Records drawn from a dataset:
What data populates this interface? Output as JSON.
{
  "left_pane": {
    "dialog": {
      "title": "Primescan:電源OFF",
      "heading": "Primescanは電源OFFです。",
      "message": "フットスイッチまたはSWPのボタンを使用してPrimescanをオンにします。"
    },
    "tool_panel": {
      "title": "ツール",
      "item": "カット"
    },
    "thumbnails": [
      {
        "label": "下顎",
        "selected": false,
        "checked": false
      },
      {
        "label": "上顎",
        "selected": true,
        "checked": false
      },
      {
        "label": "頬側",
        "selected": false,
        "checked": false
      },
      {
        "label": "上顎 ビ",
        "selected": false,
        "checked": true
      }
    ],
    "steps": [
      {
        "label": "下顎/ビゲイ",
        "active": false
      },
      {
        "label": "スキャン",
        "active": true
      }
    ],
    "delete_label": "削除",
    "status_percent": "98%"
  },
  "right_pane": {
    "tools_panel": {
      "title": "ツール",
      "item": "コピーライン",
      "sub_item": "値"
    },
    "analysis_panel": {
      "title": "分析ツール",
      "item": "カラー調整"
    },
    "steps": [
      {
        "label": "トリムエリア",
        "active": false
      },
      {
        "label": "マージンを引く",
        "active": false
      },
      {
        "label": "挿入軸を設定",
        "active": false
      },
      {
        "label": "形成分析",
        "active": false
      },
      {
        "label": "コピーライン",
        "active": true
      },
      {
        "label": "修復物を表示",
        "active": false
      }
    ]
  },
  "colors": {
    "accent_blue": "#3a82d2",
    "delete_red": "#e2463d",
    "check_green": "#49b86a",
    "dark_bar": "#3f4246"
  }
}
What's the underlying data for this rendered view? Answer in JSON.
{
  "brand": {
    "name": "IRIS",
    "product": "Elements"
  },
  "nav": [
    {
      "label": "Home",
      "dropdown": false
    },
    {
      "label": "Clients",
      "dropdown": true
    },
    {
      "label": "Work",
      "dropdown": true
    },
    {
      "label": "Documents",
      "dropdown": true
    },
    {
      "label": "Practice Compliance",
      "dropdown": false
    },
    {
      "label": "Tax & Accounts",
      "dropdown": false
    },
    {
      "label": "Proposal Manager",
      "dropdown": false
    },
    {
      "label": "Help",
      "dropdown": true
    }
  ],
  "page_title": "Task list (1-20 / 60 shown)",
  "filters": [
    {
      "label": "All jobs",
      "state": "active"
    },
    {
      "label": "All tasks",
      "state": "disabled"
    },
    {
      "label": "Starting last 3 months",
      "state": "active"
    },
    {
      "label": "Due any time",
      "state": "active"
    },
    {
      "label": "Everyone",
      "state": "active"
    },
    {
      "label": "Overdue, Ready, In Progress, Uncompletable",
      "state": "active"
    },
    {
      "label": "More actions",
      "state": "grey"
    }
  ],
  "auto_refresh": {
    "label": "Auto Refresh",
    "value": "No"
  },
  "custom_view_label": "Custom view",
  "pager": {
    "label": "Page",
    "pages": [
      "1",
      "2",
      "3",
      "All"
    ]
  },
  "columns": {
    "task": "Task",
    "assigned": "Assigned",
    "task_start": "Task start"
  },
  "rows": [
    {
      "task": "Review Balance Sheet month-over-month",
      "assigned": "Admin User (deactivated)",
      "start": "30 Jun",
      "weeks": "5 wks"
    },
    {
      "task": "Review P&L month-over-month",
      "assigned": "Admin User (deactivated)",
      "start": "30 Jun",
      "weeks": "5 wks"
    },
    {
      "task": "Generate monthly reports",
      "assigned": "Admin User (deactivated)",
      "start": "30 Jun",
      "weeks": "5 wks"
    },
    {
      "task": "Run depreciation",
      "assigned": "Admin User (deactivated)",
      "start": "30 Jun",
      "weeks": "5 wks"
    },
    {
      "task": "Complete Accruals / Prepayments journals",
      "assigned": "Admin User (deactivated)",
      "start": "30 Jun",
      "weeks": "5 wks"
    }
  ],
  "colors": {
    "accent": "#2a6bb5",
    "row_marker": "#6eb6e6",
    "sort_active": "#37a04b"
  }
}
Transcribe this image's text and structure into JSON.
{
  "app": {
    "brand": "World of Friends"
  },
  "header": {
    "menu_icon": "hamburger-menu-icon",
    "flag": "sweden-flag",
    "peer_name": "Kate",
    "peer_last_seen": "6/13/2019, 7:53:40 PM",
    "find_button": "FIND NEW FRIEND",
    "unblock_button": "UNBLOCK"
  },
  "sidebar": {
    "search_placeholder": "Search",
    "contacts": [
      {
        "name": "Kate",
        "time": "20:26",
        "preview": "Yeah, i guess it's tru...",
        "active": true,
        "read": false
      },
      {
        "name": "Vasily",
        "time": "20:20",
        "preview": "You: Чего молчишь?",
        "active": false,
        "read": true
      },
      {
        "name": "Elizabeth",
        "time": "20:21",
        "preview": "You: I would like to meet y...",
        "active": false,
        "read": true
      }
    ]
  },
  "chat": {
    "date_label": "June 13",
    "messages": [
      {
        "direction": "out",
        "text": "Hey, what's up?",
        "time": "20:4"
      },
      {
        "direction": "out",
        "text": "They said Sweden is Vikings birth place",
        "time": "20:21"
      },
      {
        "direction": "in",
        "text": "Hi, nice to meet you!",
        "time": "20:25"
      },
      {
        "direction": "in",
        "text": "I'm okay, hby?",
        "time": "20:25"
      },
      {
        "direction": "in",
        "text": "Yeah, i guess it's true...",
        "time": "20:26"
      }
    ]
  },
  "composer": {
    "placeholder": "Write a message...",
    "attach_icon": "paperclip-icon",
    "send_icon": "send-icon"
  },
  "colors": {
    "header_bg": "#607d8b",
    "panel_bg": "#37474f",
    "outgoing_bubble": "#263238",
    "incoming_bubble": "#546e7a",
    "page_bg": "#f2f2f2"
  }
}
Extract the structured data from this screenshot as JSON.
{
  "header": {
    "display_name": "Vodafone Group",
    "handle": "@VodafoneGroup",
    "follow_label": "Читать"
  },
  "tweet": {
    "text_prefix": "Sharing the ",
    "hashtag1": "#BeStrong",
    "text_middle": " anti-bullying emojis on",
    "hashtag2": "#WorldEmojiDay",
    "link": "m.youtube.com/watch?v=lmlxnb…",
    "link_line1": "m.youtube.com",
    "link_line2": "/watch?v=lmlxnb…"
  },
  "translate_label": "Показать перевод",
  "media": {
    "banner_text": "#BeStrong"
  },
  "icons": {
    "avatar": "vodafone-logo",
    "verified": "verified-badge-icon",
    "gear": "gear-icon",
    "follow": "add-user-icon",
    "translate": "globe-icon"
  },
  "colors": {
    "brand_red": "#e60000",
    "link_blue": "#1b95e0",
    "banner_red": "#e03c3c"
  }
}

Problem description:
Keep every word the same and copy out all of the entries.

Completed exercise:
What data populates this interface? Output as JSON.
{
  "left_pane": {
    "dialog": {
      "title": "Primescan:電源OFF",
      "heading": "Primescanは電源OFFです。",
      "message": "フットスイッチまたはSWPのボタンを使用してPrimescanをオンにします。"
    },
    "tool_panel": {
      "title": "ツール",
      "item": "カット"
    },
    "thumbnails": [
      {
        "label": "下顎",
        "selected": false,
        "checked": false
      },
      {
        "label": "上顎",
        "selected": true,
        "checked": false
      },
      {
        "label": "頬側",
        "selected": false,
        "checked": false
      },
      {
        "label": "上顎 ビ",
        "selected": false,
        "checked": true
      }
    ],
    "steps": [
      {
        "label": "下顎/ビゲイ",
        "active": false
      },
      {
        "label": "スキャン",
        "active": true
      }
    ],
    "delete_label": "削除",
    "status_percent": "98%"
  },
  "right_pane": {
    "tools_panel": {
      "title": "ツール",
      "item": "コピーライン",
      "sub_item": "値"
    },
    "analysis_panel": {
      "title": "分析ツール",
      "item": "カラー調整"
    },
    "steps": [
      {
        "label": "トリムエリア",
        "active": false
      },
      {
        "label": "マージンを引く",
        "active": false
      },
      {
        "label": "挿入軸を設定",
        "active": false
      },
      {
        "label": "形成分析",
        "active": false
      },
      {
        "label": "コピーライン",
        "active": true
      },
      {
        "label": "修復物を表示",
        "active": false
      }
    ]
  },
  "colors": {
    "accent_blue": "#3a82d2",
    "delete_red": "#e2463d",
    "check_green": "#49b86a",
    "dark_bar": "#3f4246"
  }
}
What's the underlying data for this rendered view? Answer in JSON.
{
  "brand": {
    "name": "IRIS",
    "product": "Elements"
  },
  "nav": [
    {
      "label": "Home",
      "dropdown": false
    },
    {
      "label": "Clients",
      "dropdown": true
    },
    {
      "label": "Work",
      "dropdown": true
    },
    {
      "label": "Documents",
      "dropdown": true
    },
    {
      "label": "Practice Compliance",
      "dropdown": false
    },
    {
      "label": "Tax & Accounts",
      "dropdown": false
    },
    {
      "label": "Proposal Manager",
      "dropdown": false
    },
    {
      "label": "Help",
      "dropdown": true
    }
  ],
  "page_title": "Task list (1-20 / 60 shown)",
  "filters": [
    {
      "label": "All jobs",
      "state": "active"
    },
    {
      "label": "All tasks",
      "state": "disabled"
    },
    {
      "label": "Starting last 3 months",
      "state": "active"
    },
    {
      "label": "Due any time",
      "state": "active"
    },
    {
      "label": "Everyone",
      "state": "active"
    },
    {
      "label": "Overdue, Ready, In Progress, Uncompletable",
      "state": "active"
    },
    {
      "label": "More actions",
      "state": "grey"
    }
  ],
  "auto_refresh": {
    "label": "Auto Refresh",
    "value": "No"
  },
  "custom_view_label": "Custom view",
  "pager": {
    "label": "Page",
    "pages": [
      "1",
      "2",
      "3",
      "All"
    ]
  },
  "columns": {
    "task": "Task",
    "assigned": "Assigned",
    "task_start": "Task start"
  },
  "rows": [
    {
      "task": "Review Balance Sheet month-over-month",
      "assigned": "Admin User (deactivated)",
      "start": "30 Jun",
      "weeks": "5 wks"
    },
    {
      "task": "Review P&L month-over-month",
      "assigned": "Admin User (deactivated)",
      "start": "30 Jun",
      "weeks": "5 wks"
    },
    {
      "task": "Generate monthly reports",
      "assigned": "Admin User (deactivated)",
      "start": "30 Jun",
      "weeks": "5 wks"
    },
    {
      "task": "Run depreciation",
      "assigned": "Admin User (deactivated)",
      "start": "30 Jun",
      "weeks": "5 wks"
    },
    {
      "task": "Complete Accruals / Prepayments journals",
      "assigned": "Admin User (deactivated)",
      "start": "30 Jun",
      "weeks": "5 wks"
    }
  ],
  "colors": {
    "accent": "#2a6bb5",
    "row_marker": "#6eb6e6",
    "sort_active": "#37a04b"
  }
}
Transcribe this image's text and structure into JSON.
{
  "app": {
    "brand": "World of Friends"
  },
  "header": {
    "menu_icon": "hamburger-menu-icon",
    "flag": "sweden-flag",
    "peer_name": "Kate",
    "peer_last_seen": "6/13/2019, 7:53:40 PM",
    "find_button": "FIND NEW FRIEND",
    "unblock_button": "UNBLOCK"
  },
  "sidebar": {
    "search_placeholder": "Search",
    "contacts": [
      {
        "name": "Kate",
        "time": "20:26",
        "preview": "Yeah, i guess it's tru...",
        "active": true,
        "read": false
      },
      {
        "name": "Vasily",
        "time": "20:20",
        "preview": "You: Чего молчишь?",
        "active": false,
        "read": true
      },
      {
        "name": "Elizabeth",
        "time": "20:21",
        "preview": "You: I would like to meet y...",
        "active": false,
        "read": true
      }
    ]
  },
  "chat": {
    "date_label": "June 13",
    "messages": [
      {
        "direction": "out",
        "text": "Hey, what's up?",
        "time": "20:4"
      },
      {
        "direction": "out",
        "text": "They said Sweden is Vikings birth place",
        "time": "20:21"
      },
      {
        "direction": "in",
        "text": "Hi, nice to meet you!",
        "time": "20:25"
      },
      {
        "direction": "in",
        "text": "I'm okay, hby?",
        "time": "20:25"
      },
      {
        "direction": "in",
        "text": "Yeah, i guess it's true...",
        "time": "20:26"
      }
    ]
  },
  "composer": {
    "placeholder": "Write a message...",
    "attach_icon": "paperclip-icon",
    "send_icon": "send-icon"
  },
  "colors": {
    "header_bg": "#607d8b",
    "panel_bg": "#37474f",
    "outgoing_bubble": "#263238",
    "incoming_bubble": "#546e7a",
    "page_bg": "#f2f2f2"
  }
}
Extract the structured data from this screenshot as JSON.
{
  "header": {
    "display_name": "Vodafone Group",
    "handle": "@VodafoneGroup",
    "follow_label": "Читать"
  },
  "tweet": {
    "text_prefix": "Sharing the ",
    "hashtag1": "#BeStrong",
    "text_middle": " anti-bullying emojis on",
    "hashtag2": "#WorldEmojiDay",
    "link": "m.youtube.com/watch?v=lmlxnb…",
    "link_line1": "m.youtube.com",
    "link_line2": "/watch?v=lmlxnb…"
  },
  "translate_label": "Показать перевод",
  "media": {
    "banner_text": "#BeStrong"
  },
  "icons": {
    "avatar": "vodafone-logo",
    "verified": "verified-badge-icon",
    "gear": "gear-icon",
    "follow": "add-user-icon",
    "translate": "globe-icon"
  },
  "colors": {
    "brand_red": "#e60000",
    "link_blue": "#1b95e0",
    "banner_red": "#e03c3c"
  }
}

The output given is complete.